I didn’t know I loved to sing that song could make me cry joy a quick moment on the backs of notes voices together light to dark
I didn’t know that I loved sense of place color memories until they were gone layered goodbyes in dim sunlight dusty motes on gray air
I didn’t know I still loved touch thought it dried and done but not forgotten only to find a fire so ready lit my blood sang even as I would cry aloud
I didn’t know that I loved words that they would fill every empty place pull me with them words from my eyes words from unheard thought
I didn’t know how much I loved my life sweet along with sharp and hard rushing in over tidal flats escaping just as fast that I could cherish it not just live it

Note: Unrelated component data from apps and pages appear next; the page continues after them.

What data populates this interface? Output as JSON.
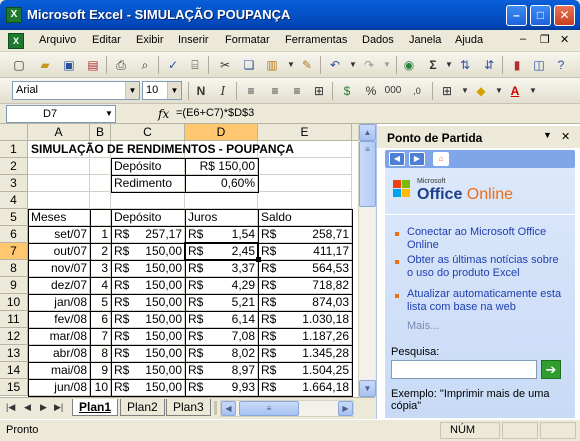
{
  "window": {
    "title": "Microsoft Excel - SIMULAÇÃO POUPANÇA"
  },
  "menu": [
    "Arquivo",
    "Editar",
    "Exibir",
    "Inserir",
    "Formatar",
    "Ferramentas",
    "Dados",
    "Janela",
    "Ajuda"
  ],
  "format": {
    "font": "Arial",
    "size": "10"
  },
  "formula_bar": {
    "name_box": "D7",
    "fx": "fx",
    "formula": "=(E6+C7)*$D$3"
  },
  "columns": [
    "A",
    "B",
    "C",
    "D",
    "E"
  ],
  "rows": [
    "1",
    "2",
    "3",
    "4",
    "5",
    "6",
    "7",
    "8",
    "9",
    "10",
    "11",
    "12",
    "13",
    "14",
    "15"
  ],
  "sheet": {
    "title": "SIMULAÇÃO DE RENDIMENTOS - POUPANÇA",
    "deposito_label": "Depósito",
    "deposito_value": "R$ 150,00",
    "rendimento_label": "Redimento",
    "rendimento_value": "0,60%",
    "headers": {
      "meses": "Meses",
      "deposito": "Depósito",
      "juros": "Juros",
      "saldo": "Saldo"
    },
    "data": [
      {
        "mes": "set/07",
        "n": "1",
        "dep": "257,17",
        "juros": "1,54",
        "saldo": "258,71"
      },
      {
        "mes": "out/07",
        "n": "2",
        "dep": "150,00",
        "juros": "2,45",
        "saldo": "411,17"
      },
      {
        "mes": "nov/07",
        "n": "3",
        "dep": "150,00",
        "juros": "3,37",
        "saldo": "564,53"
      },
      {
        "mes": "dez/07",
        "n": "4",
        "dep": "150,00",
        "juros": "4,29",
        "saldo": "718,82"
      },
      {
        "mes": "jan/08",
        "n": "5",
        "dep": "150,00",
        "juros": "5,21",
        "saldo": "874,03"
      },
      {
        "mes": "fev/08",
        "n": "6",
        "dep": "150,00",
        "juros": "6,14",
        "saldo": "1.030,18"
      },
      {
        "mes": "mar/08",
        "n": "7",
        "dep": "150,00",
        "juros": "7,08",
        "saldo": "1.187,26"
      },
      {
        "mes": "abr/08",
        "n": "8",
        "dep": "150,00",
        "juros": "8,02",
        "saldo": "1.345,28"
      },
      {
        "mes": "mai/08",
        "n": "9",
        "dep": "150,00",
        "juros": "8,97",
        "saldo": "1.504,25"
      },
      {
        "mes": "jun/08",
        "n": "10",
        "dep": "150,00",
        "juros": "9,93",
        "saldo": "1.664,18"
      }
    ],
    "currency": "R$"
  },
  "tabs": [
    "Plan1",
    "Plan2",
    "Plan3"
  ],
  "status": {
    "left": "Pronto",
    "num": "NÚM"
  },
  "taskpane": {
    "title": "Ponto de Partida",
    "logo_small": "Microsoft",
    "logo_office": "Office",
    "logo_online": "Online",
    "links": [
      "Conectar ao Microsoft Office Online",
      "Obter as últimas notícias sobre o uso do produto Excel",
      "Atualizar automaticamente esta lista com base na web"
    ],
    "more": "Mais...",
    "search_label": "Pesquisa:",
    "example": "Exemplo: \"Imprimir mais de uma cópia\""
  }
}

____________________________________________ This list poem came out of a short poetry workshop taught in 2015 by the poet Doug Anderson. We read Things I Didn’t Know I Loved by the Turkish poet Nazim Hikmet, and were prompted to write our own list poem by the same title. This is the revised version.

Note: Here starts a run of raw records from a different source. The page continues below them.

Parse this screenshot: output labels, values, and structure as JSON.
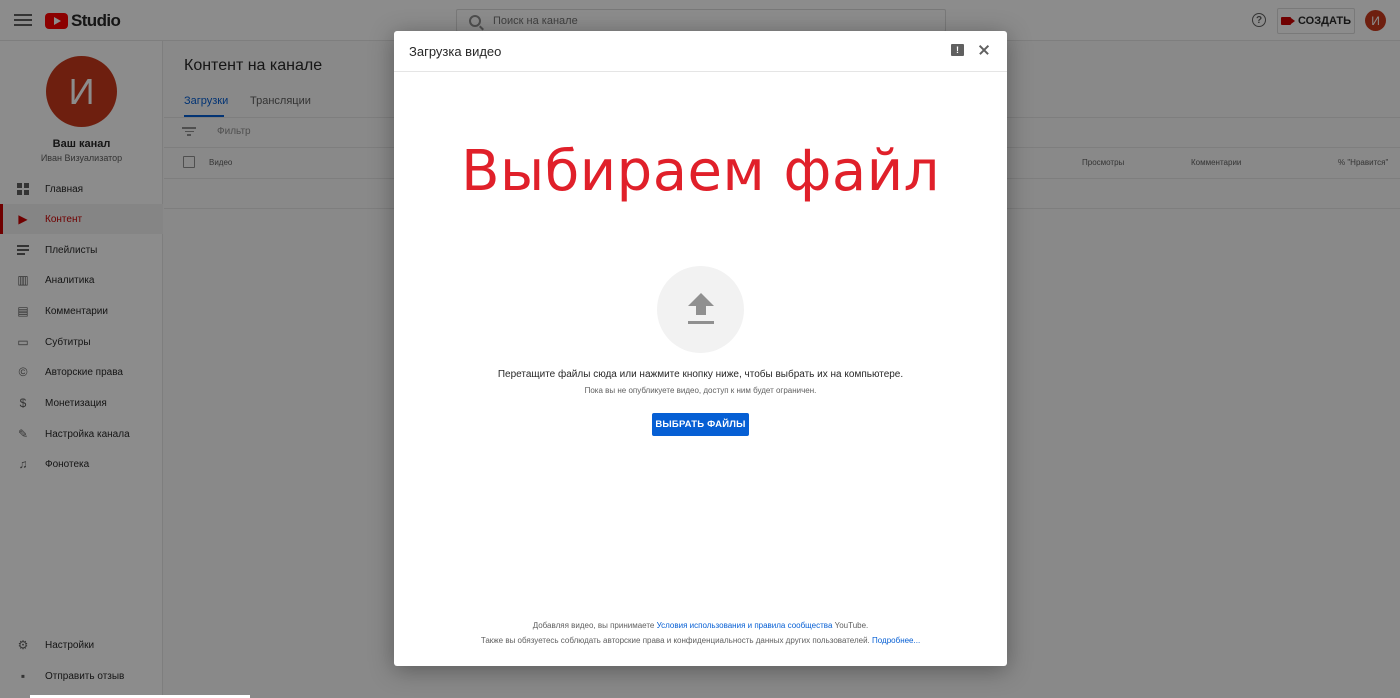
{
  "app": {
    "logo_text": "Studio",
    "search_placeholder": "Поиск на канале",
    "create_label": "СОЗДАТЬ",
    "help_glyph": "?",
    "avatar_letter": "И"
  },
  "sidebar": {
    "channel_letter": "И",
    "channel_title": "Ваш канал",
    "channel_owner": "Иван Визуализатор",
    "items": [
      {
        "label": "Главная",
        "icon": "dashboard-icon"
      },
      {
        "label": "Контент",
        "icon": "content-icon",
        "active": true
      },
      {
        "label": "Плейлисты",
        "icon": "playlist-icon"
      },
      {
        "label": "Аналитика",
        "icon": "analytics-icon"
      },
      {
        "label": "Комментарии",
        "icon": "comments-icon"
      },
      {
        "label": "Субтитры",
        "icon": "subtitles-icon"
      },
      {
        "label": "Авторские права",
        "icon": "copyright-icon"
      },
      {
        "label": "Монетизация",
        "icon": "dollar-icon"
      },
      {
        "label": "Настройка канала",
        "icon": "magic-wand-icon"
      },
      {
        "label": "Фонотека",
        "icon": "audio-library-icon"
      }
    ],
    "bottom_items": [
      {
        "label": "Настройки",
        "icon": "gear-icon"
      },
      {
        "label": "Отправить отзыв",
        "icon": "feedback-icon"
      }
    ]
  },
  "main": {
    "title": "Контент на канале",
    "tabs": [
      {
        "label": "Загрузки",
        "active": true
      },
      {
        "label": "Трансляции",
        "active": false
      }
    ],
    "filter_placeholder": "Фильтр",
    "columns": {
      "video": "Видео",
      "views": "Просмотры",
      "comments": "Комментарии",
      "likes": "% \"Нравится\""
    }
  },
  "dialog": {
    "title": "Загрузка видео",
    "overlay_caption": "Выбираем файл",
    "drop_text": "Перетащите файлы сюда или нажмите кнопку ниже, чтобы выбрать их на компьютере.",
    "drop_subtext": "Пока вы не опубликуете видео, доступ к ним будет ограничен.",
    "select_button": "ВЫБРАТЬ ФАЙЛЫ",
    "terms_prefix": "Добавляя видео, вы принимаете ",
    "terms_link": "Условия использования и правила сообщества",
    "terms_suffix": " YouTube.",
    "terms2_prefix": "Также вы обязуетесь соблюдать авторские права и конфиденциальность данных других пользователей. ",
    "terms2_link": "Подробнее..."
  },
  "colors": {
    "accent": "#065fd4",
    "brand_red": "#ff0000",
    "active_red": "#cc0000",
    "caption_red": "#e0202a"
  }
}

“It was the best of times, it was the worst of times” said Charles Dickens. Actually he only wrote it. Dirk Bogarde, my favorite Sidney Carton, said it with eyes shining in the dark. Words reduced to threads at the edge of a frayed cliche. Being able to hold thoughts in my hand for a while as they dribble down the length of my fingers, to land drip sandcastle upright as words on paper. It took forever to learn, but I have no regrets. If only words could cure the world as easily as pull the wool over our eyes. If widdershins could disperse oil spills or brillig or gyre could hoist a lance to run neatly through the heart of hate. That kind of thing. Words for the worst of times.
The wolf throws her head back to howl rising out of crystal spikes and mimic trees a night when even lynx furred feet will freeze on snow glass visited in the dark by shapes the woods hurl quick half life images for the next morning with one of them shouting at the sky
A mourning dove in my apple tree looks through the window its message meant to prod sun shrinks as the cold returns woods maple tops spike leafless now bronze oaks and candle beech stand guard water lilies sink into the pond again a scooped out moon brings frost bears already denned up the hill not quite past time for seeds but hurry or jays will bring their beaks